YOUR TASK :: The expected response is a copy of every line in the entries below that includes the word "title".

[Records drawn from a dataset]
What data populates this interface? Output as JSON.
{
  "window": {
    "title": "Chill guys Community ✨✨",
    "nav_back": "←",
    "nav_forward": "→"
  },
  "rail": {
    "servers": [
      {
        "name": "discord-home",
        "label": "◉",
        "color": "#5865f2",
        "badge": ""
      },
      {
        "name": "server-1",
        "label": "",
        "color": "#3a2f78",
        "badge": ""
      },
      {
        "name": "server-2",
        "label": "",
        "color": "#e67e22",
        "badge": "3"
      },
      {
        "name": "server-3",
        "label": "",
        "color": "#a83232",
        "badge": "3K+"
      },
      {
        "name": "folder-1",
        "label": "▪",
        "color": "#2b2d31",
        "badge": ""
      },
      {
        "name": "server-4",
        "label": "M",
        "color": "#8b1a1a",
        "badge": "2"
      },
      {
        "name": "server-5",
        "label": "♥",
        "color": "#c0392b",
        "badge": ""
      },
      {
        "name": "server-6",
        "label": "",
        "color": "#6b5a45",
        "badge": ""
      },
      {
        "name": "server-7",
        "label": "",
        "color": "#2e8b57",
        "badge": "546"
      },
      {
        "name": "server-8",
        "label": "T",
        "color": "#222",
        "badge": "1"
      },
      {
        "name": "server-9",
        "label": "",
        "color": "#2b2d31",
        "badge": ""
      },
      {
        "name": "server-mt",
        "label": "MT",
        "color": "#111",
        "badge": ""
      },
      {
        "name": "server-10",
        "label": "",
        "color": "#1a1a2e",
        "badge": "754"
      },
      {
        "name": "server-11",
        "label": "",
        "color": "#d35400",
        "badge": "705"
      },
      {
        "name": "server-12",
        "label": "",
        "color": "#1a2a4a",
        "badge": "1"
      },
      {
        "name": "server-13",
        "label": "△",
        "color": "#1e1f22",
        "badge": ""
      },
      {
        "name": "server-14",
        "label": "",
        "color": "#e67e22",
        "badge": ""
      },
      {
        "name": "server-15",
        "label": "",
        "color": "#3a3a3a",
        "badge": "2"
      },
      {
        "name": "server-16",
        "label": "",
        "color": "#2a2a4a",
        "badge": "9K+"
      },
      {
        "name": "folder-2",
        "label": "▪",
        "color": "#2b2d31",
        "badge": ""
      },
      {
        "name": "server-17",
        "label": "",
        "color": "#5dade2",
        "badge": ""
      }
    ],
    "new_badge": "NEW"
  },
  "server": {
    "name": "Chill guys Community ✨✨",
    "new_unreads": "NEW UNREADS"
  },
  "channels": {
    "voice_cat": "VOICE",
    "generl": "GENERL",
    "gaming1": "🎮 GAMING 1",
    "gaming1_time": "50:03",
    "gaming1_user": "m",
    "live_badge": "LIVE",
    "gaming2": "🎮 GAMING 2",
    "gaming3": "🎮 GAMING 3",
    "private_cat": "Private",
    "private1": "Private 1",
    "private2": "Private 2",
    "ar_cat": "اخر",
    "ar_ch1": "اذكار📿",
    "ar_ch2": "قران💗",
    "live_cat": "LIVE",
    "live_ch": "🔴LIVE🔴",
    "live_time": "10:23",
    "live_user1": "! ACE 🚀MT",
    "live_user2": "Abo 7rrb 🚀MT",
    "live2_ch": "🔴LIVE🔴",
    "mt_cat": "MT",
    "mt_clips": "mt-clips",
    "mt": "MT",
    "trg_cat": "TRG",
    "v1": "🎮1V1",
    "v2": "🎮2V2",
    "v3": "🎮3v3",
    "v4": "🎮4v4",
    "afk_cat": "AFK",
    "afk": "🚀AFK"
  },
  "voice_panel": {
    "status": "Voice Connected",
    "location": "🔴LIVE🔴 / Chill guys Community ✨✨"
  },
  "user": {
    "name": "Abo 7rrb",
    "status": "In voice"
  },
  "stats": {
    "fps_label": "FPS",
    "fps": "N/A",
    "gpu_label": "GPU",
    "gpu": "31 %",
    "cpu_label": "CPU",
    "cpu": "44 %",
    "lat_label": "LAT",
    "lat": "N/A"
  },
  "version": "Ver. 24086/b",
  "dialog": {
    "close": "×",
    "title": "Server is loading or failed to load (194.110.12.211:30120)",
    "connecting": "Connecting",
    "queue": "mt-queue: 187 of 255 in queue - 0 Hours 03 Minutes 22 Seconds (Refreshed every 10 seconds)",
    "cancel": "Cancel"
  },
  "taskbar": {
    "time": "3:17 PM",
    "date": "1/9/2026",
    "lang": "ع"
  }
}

YOUR SOLUTION ::
    "title": "Chill guys Community ✨✨",
    "title": "Server is loading or failed to load (194.110.12.211:30120)",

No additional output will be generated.